The Cryptic Rise of Cryptocurrency
On August 4th of this year, we put out a mini newsletter to our private Facebook group to consider taking a chance investing in one or both of the popular cryptocurrencies Bitcoin (BTC) and Ethereum (ETH), via the smartphone app Coinbase. At the time, Bitcoin was trading at $2,846 a coin, and Ethereum was trading at $220 a coin. Since then, the two coins have enjoyed massive increases, and at the time of this post, sits at about $14,800 for BTC and $480 for ETH. Congrats to all of you who were brave enough to take such a chance. These numbers are staggering, but let’s take a look behind the scenes to understand the math, using the concept of an S-Curve.
What’s an S-Curve?
According to the business dictionary, an S-Curve is:
A type of curve that shows the growth of a product in terms of another variable, often expressed as units of time.
For example, an S-curve of the growth of company for a new product would show a rapid, exponential increase in sales for a period of time, followed by a tapering or leveling off. The tapering occurs when the population of new customers declines. At this point, growth is slow or negligible, and is sustained by existing customers who continue to buy the product. See the S-curve chart at right.
Now, here’s the easiest stock market example of the S-Curve that you may recall in the last 10 years. It’s Apple’s (AAPL) iPhone.
When the Apple iPhone first debuted in June of 2007, it started in what business folks would deem the contact/awareness phase. It was marketed as a revolutionary product, but it had little following. Tech-savvy folks were aware of it, but the average cell phone user was not aware or a fan of iPhone due to a host of reasons – the cost ($500), limited carriers (only AT&T), and the general hesitance that comes with trying something different from the norm.

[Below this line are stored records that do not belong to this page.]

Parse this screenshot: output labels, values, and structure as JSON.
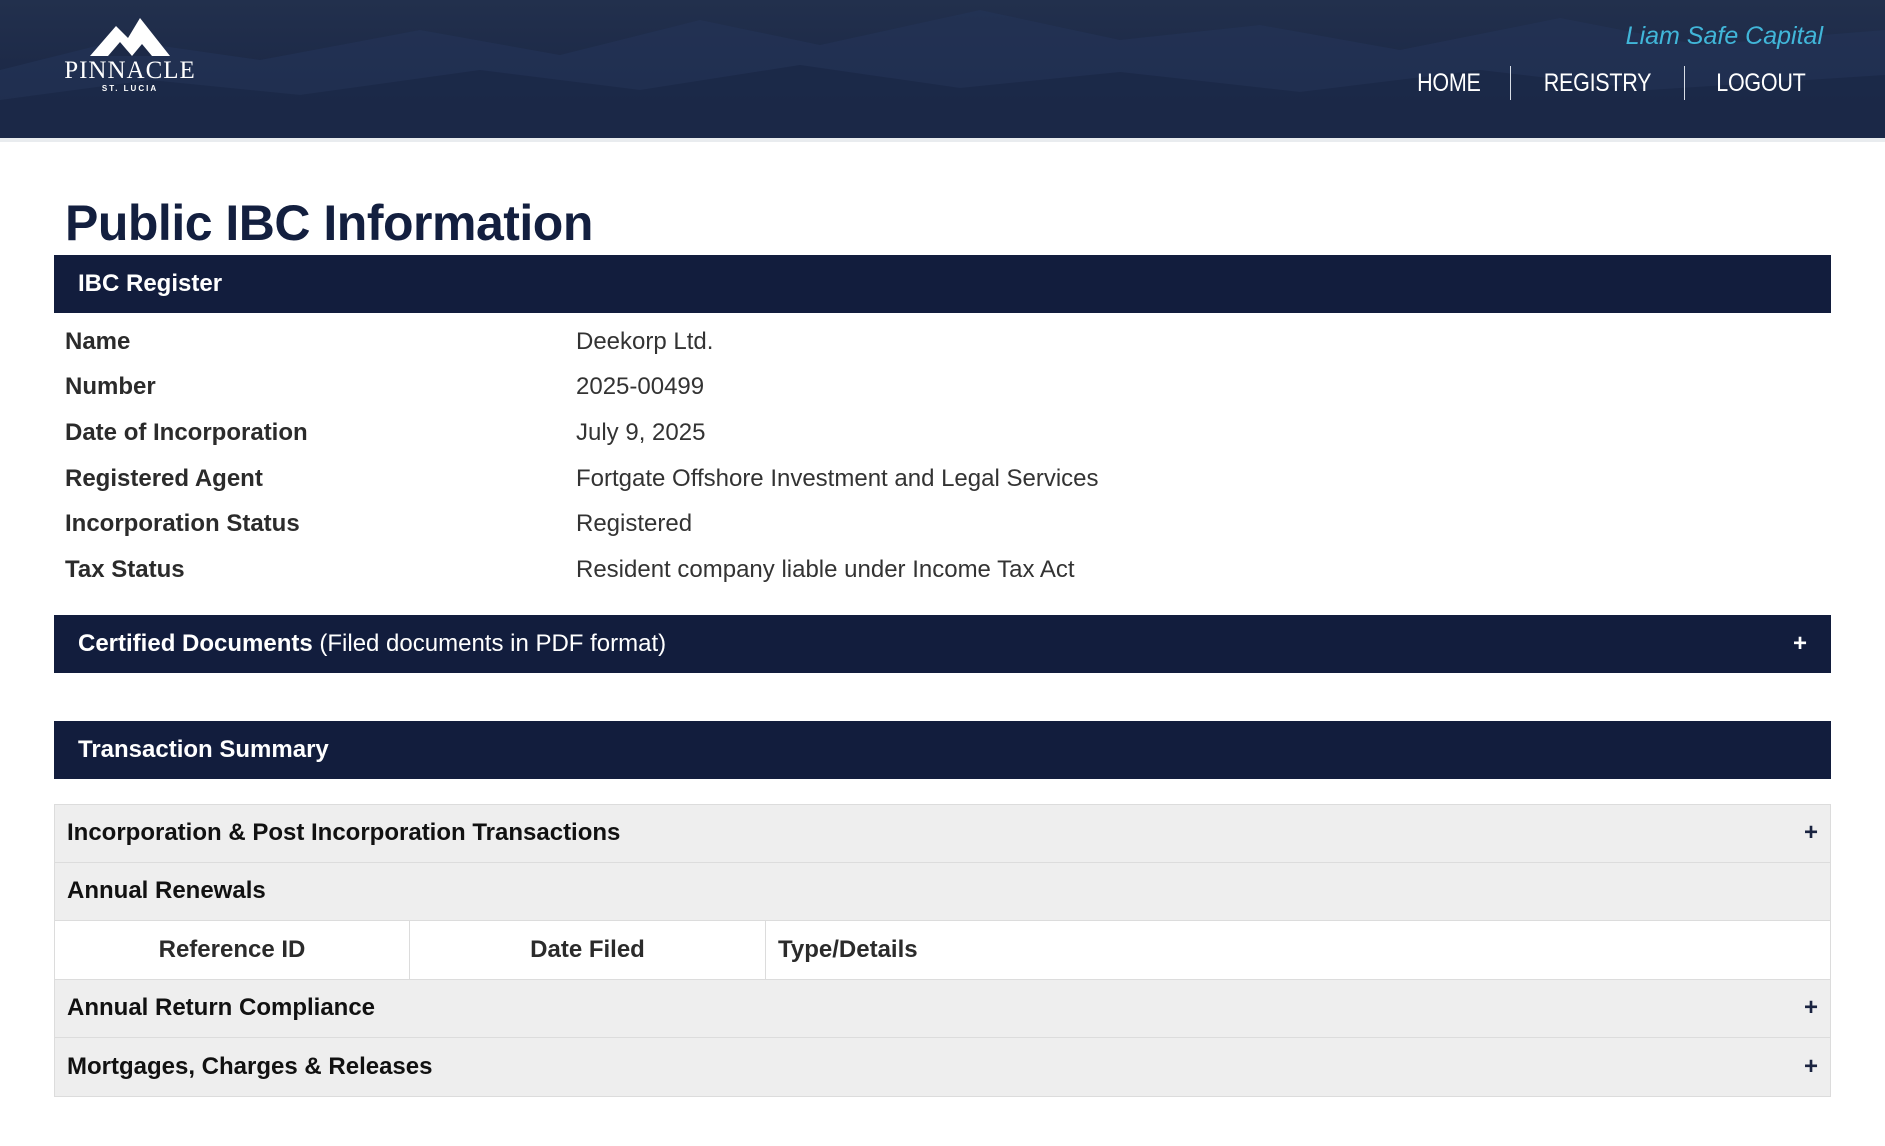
{
  "header": {
    "logo_brand": "PINNACLE",
    "logo_sub": "ST. LUCIA",
    "company": "Liam Safe Capital",
    "nav": [
      "HOME",
      "REGISTRY",
      "LOGOUT"
    ]
  },
  "page_title": "Public IBC Information",
  "register": {
    "title": "IBC Register",
    "rows": [
      {
        "label": "Name",
        "value": "Deekorp Ltd."
      },
      {
        "label": "Number",
        "value": "2025-00499"
      },
      {
        "label": "Date of Incorporation",
        "value": "July 9, 2025"
      },
      {
        "label": "Registered Agent",
        "value": "Fortgate Offshore Investment and Legal Services"
      },
      {
        "label": "Incorporation Status",
        "value": "Registered"
      },
      {
        "label": "Tax Status",
        "value": "Resident company liable under Income Tax Act"
      }
    ]
  },
  "documents": {
    "title": "Certified Documents",
    "subtitle": "(Filed documents in PDF format)",
    "toggle": "+"
  },
  "transactions": {
    "title": "Transaction Summary",
    "incorporation": {
      "label": "Incorporation & Post Incorporation Transactions",
      "toggle": "+"
    },
    "renewals": {
      "label": "Annual Renewals",
      "columns": [
        "Reference ID",
        "Date Filed",
        "Type/Details"
      ]
    },
    "compliance": {
      "label": "Annual Return Compliance",
      "toggle": "+"
    },
    "mortgages": {
      "label": "Mortgages, Charges & Releases",
      "toggle": "+"
    }
  },
  "colors": {
    "header_bg": "#1c2947",
    "bar_bg": "#121d3d",
    "title_color": "#131f3f",
    "company_color": "#41b6d9",
    "accordion_bg": "#eeeeee"
  }
}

For almost 3 years, the Apple iPhone flirted in the understanding/trial use phase of the S-Curve. The iPhone maker would soon negotiate a subsidized phone with AT&T where customers would pay $200 down, instead of $500 on a purchase, and eventually, folks who were interested but couldn’t wait defected from their phone carriers and joined AT&T to get the iPhone.
Starting in 2011, iPhone left the trial use phase and entered the mainstream adoption and institutionalization phase, as its availability broadened to Verizon and other carriers both nationally and internationally. From there, massive amounts of consumers began purchasing the iPhone, as it was readily accessible, available, popular and accepted as the most trendy smartphone. Businesses began providing them to employees, and today the products are as common as finding a penny on the ground. It’s safe to say the iPhone stands squarely in the product necessity phase today.

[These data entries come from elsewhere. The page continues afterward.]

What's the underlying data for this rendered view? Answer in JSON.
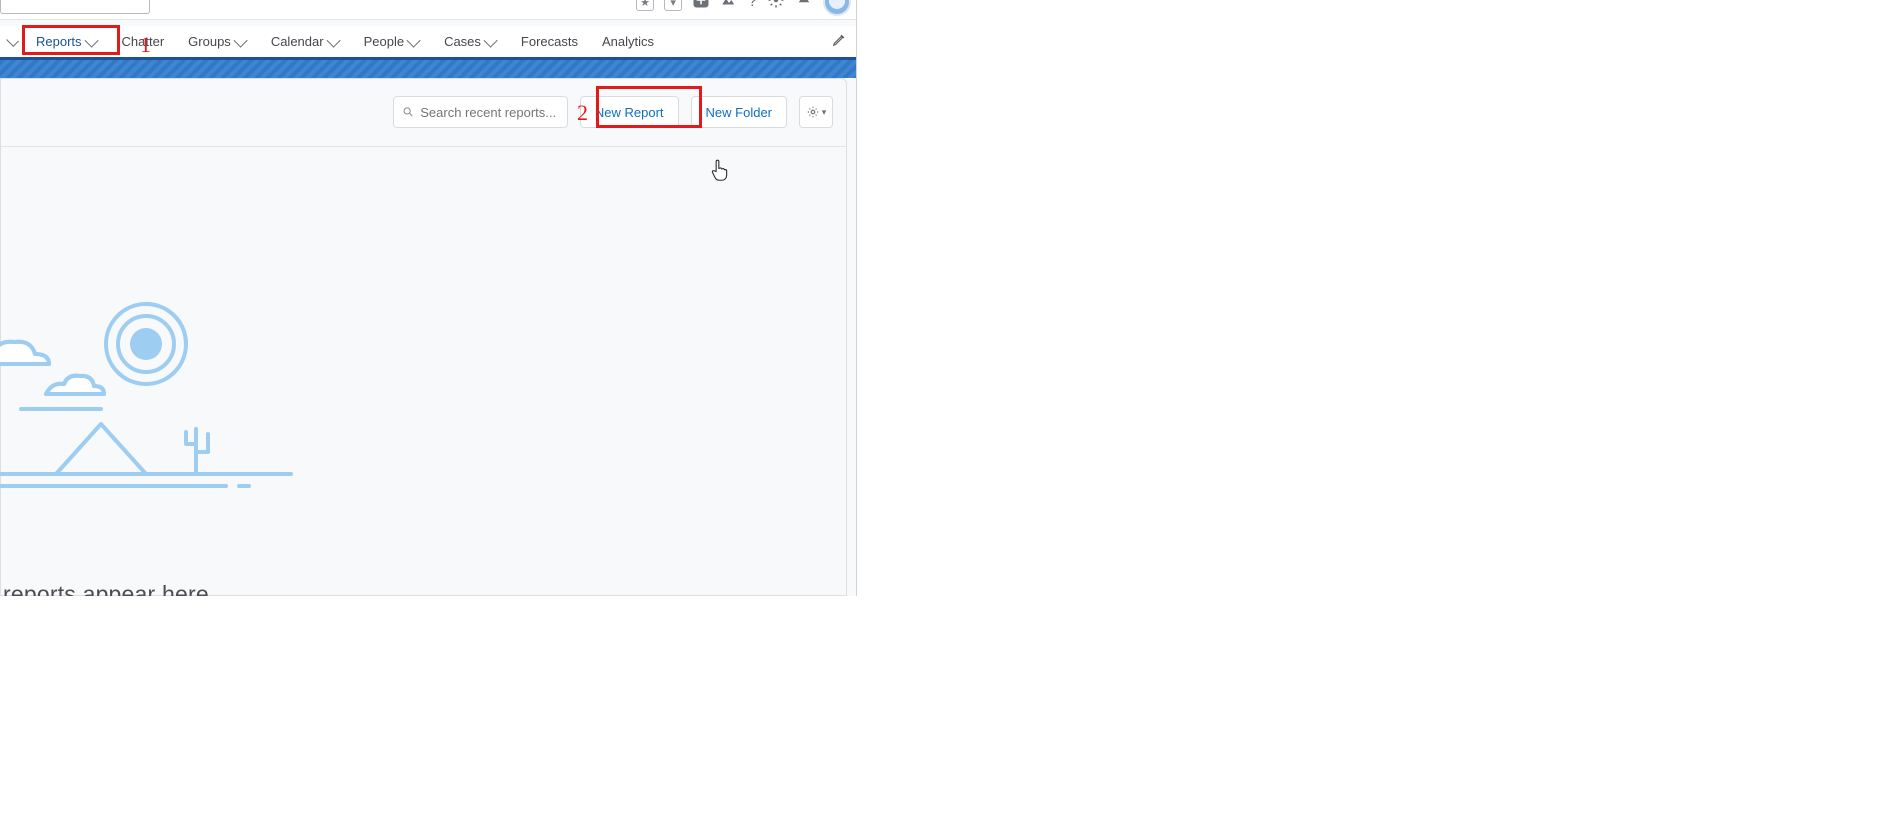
{
  "nav": {
    "items": [
      {
        "label": "",
        "has_caret": true
      },
      {
        "label": "Reports",
        "has_caret": true,
        "active": true
      },
      {
        "label": "Chatter",
        "has_caret": false
      },
      {
        "label": "Groups",
        "has_caret": true
      },
      {
        "label": "Calendar",
        "has_caret": true
      },
      {
        "label": "People",
        "has_caret": true
      },
      {
        "label": "Cases",
        "has_caret": true
      },
      {
        "label": "Forecasts",
        "has_caret": false
      },
      {
        "label": "Analytics",
        "has_caret": false
      }
    ]
  },
  "search": {
    "placeholder": "Search recent reports..."
  },
  "buttons": {
    "new_report": "New Report",
    "new_folder": "New Folder"
  },
  "empty_state_text": "reports appear here",
  "annotations": {
    "step1": "1",
    "step2": "2"
  },
  "util_icons": {
    "star": "star-icon",
    "star_caret": "star-dropdown-icon",
    "plus": "plus-icon",
    "trailhead": "trailhead-icon",
    "help": "help-icon",
    "setup": "setup-gear-icon",
    "notifications": "bell-icon",
    "avatar": "user-avatar-icon"
  }
}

Below is a chart of iPhone sales over the years. Can you see the S-Curve in sales?
The easiest way to remember this:
- First, S curves start with a modest and shallow growth. (Awareness, Understanding, Trial Use)
- Then, the growth accelerates rapidly, and the slope arches upwards until it reaches maximum growth. This point of maximum growth is the point of inflexion. (Adoption and Institutionalization).
- After the point of inflexion, the growth tapers down to its mature where there is little to no growth. This mature stage of the S curve can be called (Internalization).
Studying the S-Curve, we see how the iPhone survived the consumer market to become an everyday product, and how businesses (in general) succeed or fail, depending on their ability to keep climbing up that curve. We hope this is a bit clearer to you.
How S-Curves Connect to Cryptocurrency
In August, IFTF told folks to take a ride on the wild side and take a chance with investing in Bitcoin and Ethereum. It was called a chance because nothing is guaranteed. For those who did, it’s paid off well.